When it comes to competitive horseracing, spending $30,000 or more is commonplace. Horses sold for tens of thousands of dollars have the potential to be flipped for several million dollars. Take a look at the winners of the latest Kentucky Derby, the Preakness Stakes, both of which Richard Schibell has attended multiple times, and other top races and you will find the majority of these elite animals sold for eye-opening figures. Though spending these massive sums of money are certainly a gamble, winning horses have the potential to mutlipy the initial investment tenfold or more.
A Numbers Game
Though luck is certainly a factor in horse racing, money is what matters most. Some owners invest hundreds of thousands of dollars each year purchasing and training these world class animals with the hope of developing a profitable winner. There is always the chance for horses sold at comparably low to moderate prices to succeed yet the ongoing costs make this quest quite the uphill battle.
The cost of training at a halfway decent racetrack is typically between $30,000 and $45,000 or more per year. Add in an array of other expenses ranging from racing fees to veterinarian bills and the money adds up quickly. Spreading out costs across the entirety of a group is one of the best ways to decrease costs. Some owners join syndicates to reduce risk, minimize expenses and share with others. However, those who take the solo route have to be properly prepared to make a lengthy and substantial financial commitment. Let’s take a look at the costs associated with raising a competitive racehorse.
The average trainer charges per diem, creating the potential for a hefty final bill. Training rates dip down as low as $70 or so per day at comparably small tracks. However, when this cost is extrapolated across a month, it adds to more than $2,000. Large tracks have the potential to cost more than $100 each day or nearly $4,000 per month.
Certain race tracks are all-inclusive. This means the costs of transporting the horse, boarding, training and maintenance are included in the flat rate. Do not commit to a trainer until you know the specifics of the training costs including the payment structure.
Every racehorse must be registered prior to entering the race. Registration fees are usually in the range of $30 or so to several hundred dollars. Licensing fees differ by state. Entry into a high stakes race is costly, typically starting with what is known as the nomination fee. This fee is put toward the prize money awarded to the winners. As an example, the nomination fee for entry into the T riple Crown ranges from $600 to several hundred thousand dollars. Those who are late to the game pay more than those who meet the nomination deadline.
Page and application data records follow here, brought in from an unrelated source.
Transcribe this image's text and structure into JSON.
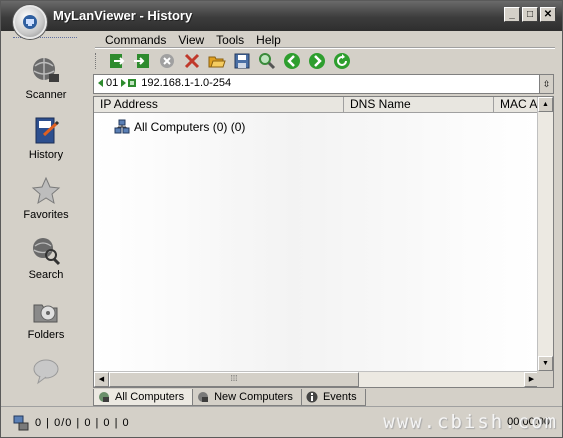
{
  "window": {
    "title": "MyLanViewer - History",
    "buttons": {
      "minimize": "_",
      "maximize": "□",
      "close": "✕"
    }
  },
  "sidebar": {
    "items": [
      {
        "label": "Scanner",
        "icon": "scanner-globe-icon"
      },
      {
        "label": "History",
        "icon": "history-book-icon"
      },
      {
        "label": "Favorites",
        "icon": "star-icon"
      },
      {
        "label": "Search",
        "icon": "search-globe-icon"
      },
      {
        "label": "Folders",
        "icon": "folders-icon"
      },
      {
        "label": "",
        "icon": "chat-bubble-icon"
      }
    ]
  },
  "menu": {
    "items": [
      "Commands",
      "View",
      "Tools",
      "Help"
    ]
  },
  "toolbar": {
    "buttons": [
      {
        "icon": "export-green-icon",
        "color": "#2e8b2e"
      },
      {
        "icon": "import-green-icon",
        "color": "#2e8b2e"
      },
      {
        "icon": "cancel-circle-icon",
        "color": "#9a9a9a"
      },
      {
        "icon": "delete-x-icon",
        "color": "#c0392b"
      },
      {
        "icon": "open-folder-icon",
        "color": "#e0a020"
      },
      {
        "icon": "save-disk-icon",
        "color": "#4a6fa5"
      },
      {
        "icon": "find-magnifier-icon",
        "color": "#3a8a3a"
      },
      {
        "icon": "back-arrow-icon",
        "color": "#2e9e2e"
      },
      {
        "icon": "forward-arrow-icon",
        "color": "#2e9e2e"
      },
      {
        "icon": "refresh-icon",
        "color": "#2e9e2e"
      }
    ]
  },
  "address": {
    "index": "01",
    "range": "192.168.1-1.0-254"
  },
  "list": {
    "columns": [
      "IP Address",
      "DNS Name",
      "MAC A"
    ],
    "rows": [
      {
        "label": "All Computers (0) (0)",
        "icon": "network-computers-icon"
      }
    ]
  },
  "tabs": [
    {
      "label": "All Computers",
      "icon": "all-computers-icon",
      "active": true
    },
    {
      "label": "New Computers",
      "icon": "new-computers-icon",
      "active": false
    },
    {
      "label": "Events",
      "icon": "events-info-icon",
      "active": false
    }
  ],
  "status": {
    "counts": "0 | 0/0 | 0 | 0 | 0",
    "time": "00:00:00"
  },
  "watermark": "www.cbish.com"
}
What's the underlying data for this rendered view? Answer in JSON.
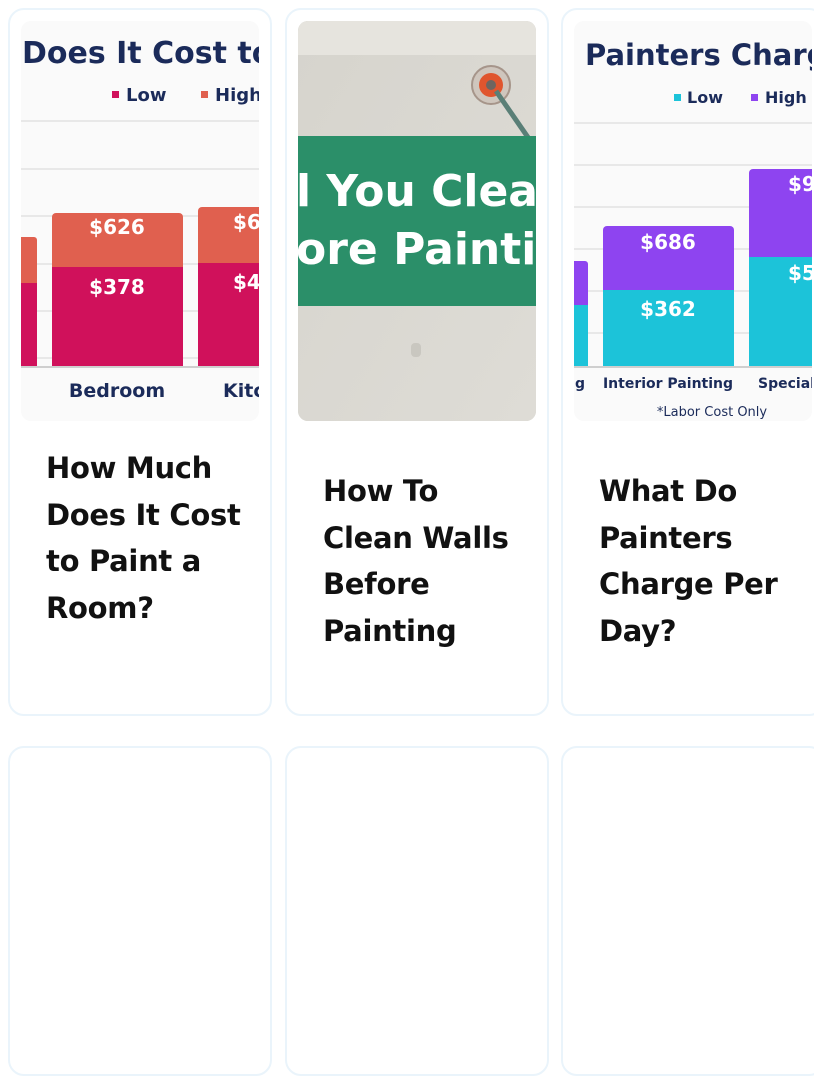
{
  "cards": [
    {
      "title": "How Much Does It Cost to Paint a Room?",
      "image": {
        "heading": "Does It Cost to P",
        "legend": [
          "Low",
          "High"
        ],
        "colors": {
          "low": "#d0115b",
          "high": "#e0604f"
        },
        "categories": [
          "Bedroom",
          "Kitc"
        ],
        "bar_labels": [
          {
            "low": "$378",
            "high": "$626"
          },
          {
            "low": "$4",
            "high": "$6"
          }
        ]
      }
    },
    {
      "title": "How To Clean Walls Before Painting",
      "image": {
        "banner_lines": [
          "l You Clean",
          "ore Painti"
        ],
        "banner_color": "#2b8f69"
      }
    },
    {
      "title": "What Do Painters Charge Per Day?",
      "image": {
        "heading": "Painters Charg",
        "legend": [
          "Low",
          "High"
        ],
        "colors": {
          "low": "#1cc3d9",
          "high": "#8e44f0"
        },
        "categories": [
          "g",
          "Interior Painting",
          "Special"
        ],
        "bar_labels": [
          {
            "low": "$362",
            "high": "$686"
          },
          {
            "low": "$5",
            "high": "$9"
          }
        ],
        "footnote": "*Labor Cost Only"
      }
    }
  ]
}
Your veterinarian is an essential member of your horseracing crew. Unfortunately, vet fees can add up quickly. Some horse owners pay a couple hundred dollars a month in vet bills while others shell out upwards of $700.
Horse owners are responsible for starting and entry fees. These fees are tacked onto the purse money doled out to the victors. This year’s Triple Crown races have starting and entry fees between $10,000 and $25,000.
Horses need the proper footwear just like sprinters and long distance runners. A top-notch farrier is essential. Farriers provide consistent maintenance to the hooves. Plan on spending between $80 and $100+ every month or so for hoof trimming and shoeing. Horses that need specialized treatment for excessively damaged hooves will cost even more.
It is no secret horses cost a pretty penny. If you buy a racehorse, you need insurance. The most popular type of insurance is known as full mortality. This insurance provides the horse owner with a payout that equals the horse’s value on the market even in the event that the animal has to be put down or is killed. Insurance plans typically run between 5% of the horse’s cost for a single year of coverage. Therefore, a racehorse owner that owns a $50,000 will have to pay around $2,500 each year for insurance.
There is also the matter of additional insurance options. Additional insurance is available to protect against natural disasters such as lightning, fire and auto accidents. Certain states mandate racehorse owners take out workers’ compensation insurance for jockey costs causally related to their workplace activities.
After the racehorse owner covers the costs to nominate his horse, enter and start in the race, there is still one more cost to cover: the mount fee must be paid. This is the money paid to the jockey for each race. Mount fees have the potential to be inexpensive yet they are increased for competitive races. As an example, the mount fee for this year’s Kentucky Derby is $500.
The Cost of Buying the Horse
The average cost for a horse around the age of two sold at auction exceeds that of most luxury sport utility vehicles. Two-year-old horses typically cost around $60,000. Weanlings are comparably difficult to evaluate as they are merely a couple months old or a year old at most. Weanlings usually sell for around $40,000. One-year-old yearlings sell for an average of nearly $55,000.
Truly competitive horserace owners will go to the extent of enlisting the assistance of a bloodstock agent. This individual serves as a talent scout, charging around 5% of the purchase price. A trip to the vet is also necessary to evaluate the horse with a thorough analysis of the animal’s blood samples and x-rays. The transaction is completed after the vet gives the horse a clean bill of health.